St. Joseph the Worker Church
191 Wade Gate
Thornhill, Ontario   L4J 5Y4
(905) 660-1253

Sunday March 4 at 5:00 pm
St. Elias Ukrainian Catholic Church
10193 Heritage Road
Brampton, Ontario   L7A 0A1
(905) 846-9494

Monday March 5 at 7:00 pm
St Patrick's Church
5633 Highway #7
Markham, Ontario  L3P 1B6
(905) 294-5955

***********************

Monday March 19 at 7:00 pm
St. Maximilian Kolbe Church
5801 Kanan Rd.
 Westlake Village, California   91362
(818) 991-3915

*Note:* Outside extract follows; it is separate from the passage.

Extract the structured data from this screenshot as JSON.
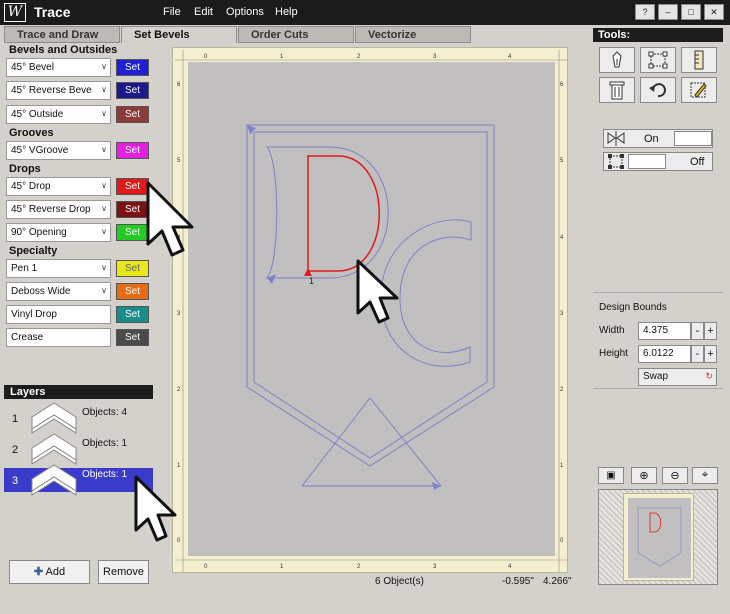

Tuesday March 20 at 7:00 pm
 St. Paschal Baylon Church
 155 E. Janss Rd
 Thousand Oaks, California   91360
(805) 496-0222